(Website and app data records)

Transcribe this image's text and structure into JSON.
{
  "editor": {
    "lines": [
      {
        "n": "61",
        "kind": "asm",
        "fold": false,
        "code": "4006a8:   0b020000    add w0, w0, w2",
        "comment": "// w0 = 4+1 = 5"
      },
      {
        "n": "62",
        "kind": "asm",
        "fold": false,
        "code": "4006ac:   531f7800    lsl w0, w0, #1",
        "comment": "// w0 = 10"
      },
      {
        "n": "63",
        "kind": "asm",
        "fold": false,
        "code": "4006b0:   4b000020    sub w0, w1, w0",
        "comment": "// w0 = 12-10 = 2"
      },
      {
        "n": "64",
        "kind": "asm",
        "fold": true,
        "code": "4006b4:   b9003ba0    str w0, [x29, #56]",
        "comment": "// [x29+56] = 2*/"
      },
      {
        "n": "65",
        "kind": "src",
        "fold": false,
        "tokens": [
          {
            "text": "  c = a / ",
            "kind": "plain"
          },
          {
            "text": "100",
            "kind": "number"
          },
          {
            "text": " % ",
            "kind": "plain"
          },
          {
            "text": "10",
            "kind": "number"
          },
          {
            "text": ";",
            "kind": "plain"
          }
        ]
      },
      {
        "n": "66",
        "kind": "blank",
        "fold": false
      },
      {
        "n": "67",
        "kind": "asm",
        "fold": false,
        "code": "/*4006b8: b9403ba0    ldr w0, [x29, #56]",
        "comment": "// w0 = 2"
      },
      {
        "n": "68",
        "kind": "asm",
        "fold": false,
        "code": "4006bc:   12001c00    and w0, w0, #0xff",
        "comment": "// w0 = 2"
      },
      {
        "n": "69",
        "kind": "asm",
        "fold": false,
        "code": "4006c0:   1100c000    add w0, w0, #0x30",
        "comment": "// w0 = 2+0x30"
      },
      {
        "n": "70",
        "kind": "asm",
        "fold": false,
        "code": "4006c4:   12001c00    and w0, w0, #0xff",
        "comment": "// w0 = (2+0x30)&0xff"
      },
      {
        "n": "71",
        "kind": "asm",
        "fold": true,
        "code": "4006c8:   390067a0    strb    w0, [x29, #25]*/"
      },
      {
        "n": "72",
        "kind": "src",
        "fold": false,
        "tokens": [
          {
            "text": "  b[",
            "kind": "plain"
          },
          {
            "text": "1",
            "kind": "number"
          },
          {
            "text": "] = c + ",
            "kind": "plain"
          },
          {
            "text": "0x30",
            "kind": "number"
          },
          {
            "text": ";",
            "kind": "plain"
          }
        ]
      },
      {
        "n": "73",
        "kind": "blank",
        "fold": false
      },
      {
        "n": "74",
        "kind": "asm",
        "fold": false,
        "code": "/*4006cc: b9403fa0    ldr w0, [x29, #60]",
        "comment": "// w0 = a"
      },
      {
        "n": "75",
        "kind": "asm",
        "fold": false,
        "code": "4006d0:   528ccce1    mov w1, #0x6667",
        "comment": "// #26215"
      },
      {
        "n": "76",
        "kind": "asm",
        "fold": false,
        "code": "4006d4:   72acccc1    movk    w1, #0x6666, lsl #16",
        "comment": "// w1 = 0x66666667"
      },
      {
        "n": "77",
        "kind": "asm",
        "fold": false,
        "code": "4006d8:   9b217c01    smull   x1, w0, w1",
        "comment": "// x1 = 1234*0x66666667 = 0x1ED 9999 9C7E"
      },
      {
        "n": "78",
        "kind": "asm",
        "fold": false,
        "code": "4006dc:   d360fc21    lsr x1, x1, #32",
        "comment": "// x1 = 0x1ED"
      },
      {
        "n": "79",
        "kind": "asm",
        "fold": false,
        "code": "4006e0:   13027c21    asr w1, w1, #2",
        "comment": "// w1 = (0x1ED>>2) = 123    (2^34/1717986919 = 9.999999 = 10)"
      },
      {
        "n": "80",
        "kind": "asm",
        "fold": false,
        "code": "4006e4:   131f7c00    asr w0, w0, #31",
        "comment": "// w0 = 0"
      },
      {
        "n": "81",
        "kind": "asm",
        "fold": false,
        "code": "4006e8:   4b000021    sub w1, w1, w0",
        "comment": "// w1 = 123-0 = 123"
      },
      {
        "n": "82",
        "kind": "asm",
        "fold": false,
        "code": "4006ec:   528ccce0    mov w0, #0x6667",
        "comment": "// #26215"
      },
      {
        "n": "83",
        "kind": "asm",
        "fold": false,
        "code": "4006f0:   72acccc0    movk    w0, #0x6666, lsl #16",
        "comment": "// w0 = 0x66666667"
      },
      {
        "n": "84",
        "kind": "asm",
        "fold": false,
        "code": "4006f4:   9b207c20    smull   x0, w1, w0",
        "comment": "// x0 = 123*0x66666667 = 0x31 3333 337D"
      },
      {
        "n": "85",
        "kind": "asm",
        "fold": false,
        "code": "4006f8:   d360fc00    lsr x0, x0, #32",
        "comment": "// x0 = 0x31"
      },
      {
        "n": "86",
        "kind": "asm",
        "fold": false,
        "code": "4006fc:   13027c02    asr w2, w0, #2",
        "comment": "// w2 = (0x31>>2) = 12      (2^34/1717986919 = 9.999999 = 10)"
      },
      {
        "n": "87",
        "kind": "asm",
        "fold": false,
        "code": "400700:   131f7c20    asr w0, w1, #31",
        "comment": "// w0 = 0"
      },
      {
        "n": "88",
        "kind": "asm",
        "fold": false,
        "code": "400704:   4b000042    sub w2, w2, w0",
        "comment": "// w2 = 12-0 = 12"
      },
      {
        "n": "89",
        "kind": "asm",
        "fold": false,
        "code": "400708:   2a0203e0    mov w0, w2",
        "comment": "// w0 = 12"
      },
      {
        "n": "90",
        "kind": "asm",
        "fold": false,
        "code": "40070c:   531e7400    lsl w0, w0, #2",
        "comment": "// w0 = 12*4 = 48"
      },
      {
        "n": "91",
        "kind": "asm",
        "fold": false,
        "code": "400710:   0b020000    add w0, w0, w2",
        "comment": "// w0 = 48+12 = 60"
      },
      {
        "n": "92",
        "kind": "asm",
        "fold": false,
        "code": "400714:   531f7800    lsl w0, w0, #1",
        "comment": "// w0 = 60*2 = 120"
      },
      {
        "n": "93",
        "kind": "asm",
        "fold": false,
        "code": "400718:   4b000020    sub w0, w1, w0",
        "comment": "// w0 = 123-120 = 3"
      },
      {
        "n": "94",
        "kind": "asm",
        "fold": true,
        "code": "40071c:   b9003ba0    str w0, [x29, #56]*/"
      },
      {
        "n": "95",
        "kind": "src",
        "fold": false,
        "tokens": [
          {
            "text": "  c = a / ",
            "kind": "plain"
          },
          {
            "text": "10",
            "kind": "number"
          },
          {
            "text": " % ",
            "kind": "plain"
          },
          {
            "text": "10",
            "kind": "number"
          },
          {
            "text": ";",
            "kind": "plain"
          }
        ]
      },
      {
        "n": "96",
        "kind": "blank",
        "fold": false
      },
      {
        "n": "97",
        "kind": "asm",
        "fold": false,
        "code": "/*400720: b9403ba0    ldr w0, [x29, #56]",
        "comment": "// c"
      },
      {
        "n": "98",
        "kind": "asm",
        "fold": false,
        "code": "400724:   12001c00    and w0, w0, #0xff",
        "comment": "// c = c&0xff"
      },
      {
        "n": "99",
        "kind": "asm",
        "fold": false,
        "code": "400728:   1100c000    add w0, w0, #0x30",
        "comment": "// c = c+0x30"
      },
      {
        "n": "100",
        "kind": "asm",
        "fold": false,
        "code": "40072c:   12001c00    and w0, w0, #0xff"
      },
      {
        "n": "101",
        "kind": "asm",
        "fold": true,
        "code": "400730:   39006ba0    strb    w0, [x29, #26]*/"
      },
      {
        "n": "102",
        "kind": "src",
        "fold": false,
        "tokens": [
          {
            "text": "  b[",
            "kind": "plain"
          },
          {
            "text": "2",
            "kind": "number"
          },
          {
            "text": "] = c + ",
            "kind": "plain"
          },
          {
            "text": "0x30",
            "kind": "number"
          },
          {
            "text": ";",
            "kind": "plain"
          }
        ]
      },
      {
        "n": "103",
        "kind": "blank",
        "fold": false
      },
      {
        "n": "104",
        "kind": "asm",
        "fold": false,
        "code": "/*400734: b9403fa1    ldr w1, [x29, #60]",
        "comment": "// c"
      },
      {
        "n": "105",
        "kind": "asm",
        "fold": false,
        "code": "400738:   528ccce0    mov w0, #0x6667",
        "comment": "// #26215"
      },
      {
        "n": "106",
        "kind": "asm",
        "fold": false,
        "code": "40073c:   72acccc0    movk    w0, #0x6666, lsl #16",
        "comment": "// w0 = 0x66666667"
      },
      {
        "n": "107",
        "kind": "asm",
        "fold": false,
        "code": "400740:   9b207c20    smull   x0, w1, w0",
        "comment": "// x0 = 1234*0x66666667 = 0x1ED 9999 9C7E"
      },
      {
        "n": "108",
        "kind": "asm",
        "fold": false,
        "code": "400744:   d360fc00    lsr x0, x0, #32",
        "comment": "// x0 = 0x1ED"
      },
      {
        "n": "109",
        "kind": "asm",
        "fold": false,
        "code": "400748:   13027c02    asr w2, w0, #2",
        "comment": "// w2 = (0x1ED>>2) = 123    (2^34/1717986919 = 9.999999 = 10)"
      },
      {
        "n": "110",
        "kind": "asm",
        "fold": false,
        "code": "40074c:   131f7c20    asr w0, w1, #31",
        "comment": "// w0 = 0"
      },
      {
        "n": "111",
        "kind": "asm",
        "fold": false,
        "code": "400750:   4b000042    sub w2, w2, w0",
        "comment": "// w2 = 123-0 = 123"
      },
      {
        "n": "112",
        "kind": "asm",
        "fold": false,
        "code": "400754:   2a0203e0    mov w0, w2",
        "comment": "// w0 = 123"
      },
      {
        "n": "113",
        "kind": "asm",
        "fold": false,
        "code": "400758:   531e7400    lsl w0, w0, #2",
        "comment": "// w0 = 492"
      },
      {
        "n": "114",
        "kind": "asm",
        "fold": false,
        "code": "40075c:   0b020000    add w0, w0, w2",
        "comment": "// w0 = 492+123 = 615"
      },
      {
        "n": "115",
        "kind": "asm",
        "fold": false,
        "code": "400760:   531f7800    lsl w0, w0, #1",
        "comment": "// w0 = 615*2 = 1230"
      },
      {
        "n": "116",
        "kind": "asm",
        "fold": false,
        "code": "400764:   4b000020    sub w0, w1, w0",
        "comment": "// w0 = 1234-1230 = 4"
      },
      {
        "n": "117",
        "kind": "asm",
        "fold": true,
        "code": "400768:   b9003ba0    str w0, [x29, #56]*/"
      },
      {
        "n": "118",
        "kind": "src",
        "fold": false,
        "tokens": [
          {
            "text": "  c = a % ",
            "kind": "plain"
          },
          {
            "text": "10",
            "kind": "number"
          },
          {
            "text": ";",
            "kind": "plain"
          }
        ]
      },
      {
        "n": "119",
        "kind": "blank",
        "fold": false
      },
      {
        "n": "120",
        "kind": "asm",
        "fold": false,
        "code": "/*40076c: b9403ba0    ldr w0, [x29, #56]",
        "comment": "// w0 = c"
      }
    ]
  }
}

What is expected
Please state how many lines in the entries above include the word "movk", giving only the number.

Answer to this exercise
3